“37. Plaintiff desires a judicial determination of her rights and duties, and the rights and duties of the absent class members, and a declaration as to whether or not the arbitration provisions of the Defendant's standard form pre-printed credit card agreement are invalid because of illegality, unconscionability, and/or violation of strong California public policy.”
Thus, paragraph 36 of the proposed second amended complaint alleges that the contract provision for arbitration was illegal, unconscionable, and violated public policy, based on the allegations set forth in paragraphs 1 through 34-all of which relate to the alleged violation of the CLRA.
The statute permitting independent claims for declaratory relief provides, in relevant part: “Any person interested under a written instrument ․ or under a contract, or who desires a declaration of his or her rights or duties with respect to another ․ may, in cases of actual controversy relating to the legal rights and duties of the respective parties, bring an original action or cross-complaint in the superior court for a declaration of his or her rights and duties in the premises, including a determination of any question of construction or validity arising under the instrument or contract.
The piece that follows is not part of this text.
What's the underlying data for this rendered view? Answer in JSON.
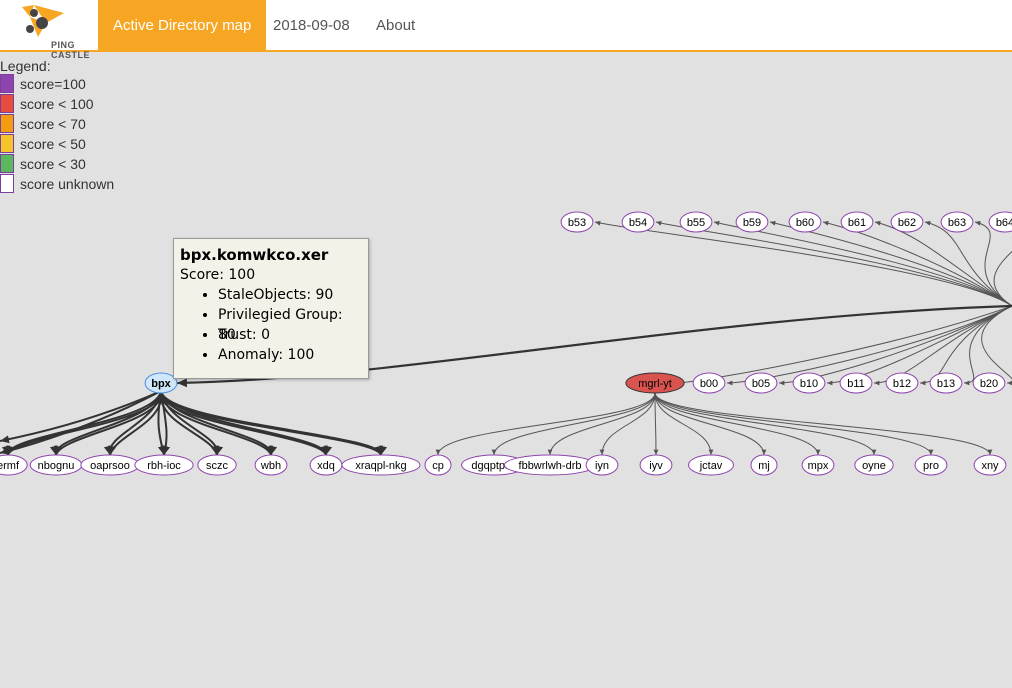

He or she may ask for a declaration of rights or duties, either alone or with other relief; and the court may make a binding declaration of these rights or duties, whether or not further relief is or could be claimed at the time․ The declaration may be had before there has been any breach of the obligation in respect to which said declaration is sought.” (Code Civ. Proc., § 1060, italics added.)
Because Code of Civil Procedure section 1060 permits an original action, and authorizes a claim for declaratory relief to be filed “alone,” Ball is correct in arguing she could pursue a claim for declaratory relief in the absence of another cause of action or other requested relief. Ball is also correct in noting that the language of her proposed cause of action for declaratory relief establishes she is an interested person under a contract and seeks a declaration of her rights and duties under that contract.
Fatal to Ball's claim for declaratory relief is our conclusion, ante, regarding Ball's CLRA claim. Where a trial court has concluded the plaintiff did not state sufficient facts to support a statutory claim and therefore sustained a demurrer as to that claim, a demurrer is also properly sustained as to a claim for declaratory relief which is “wholly derivative” of the statutory claim. (Ochs v. PacifiCare of California (2004) 115 Cal.App.4th 782, 794, 9 Cal.Rptr.3d 734.) As can be seen from the language of the proposed declaratory relief cause of action, quoted ante, it is wholly derivative of the proposed cause of action for violation of the CLRA. The only declaration sought by the cause of action is a judicial declaration that the arbitration provisions of the credit card agreement are illegal and unconscionable, and violate public policy. The CLRA cause of action requests that the enforcement of the arbitration provisions of the credit card agreement be enjoined, because they are unlawful and/or unconscionable.
The judgment is affirmed. Respondents to recover costs on appeal.
1. On September 25, 2006, Ball had filed a motion for leave to file a second amended complaint. The trial court found Ball's declarations submitted with the motion failed to conform to California Rules of Court, former rule 327(a), and denied the motion without prejudice.
2. Bank of America acquired Fleet through a merger on April 1, 2004.
WE CONCUR: RYLAARSDAM, Acting P.J., and O'LEARY, J.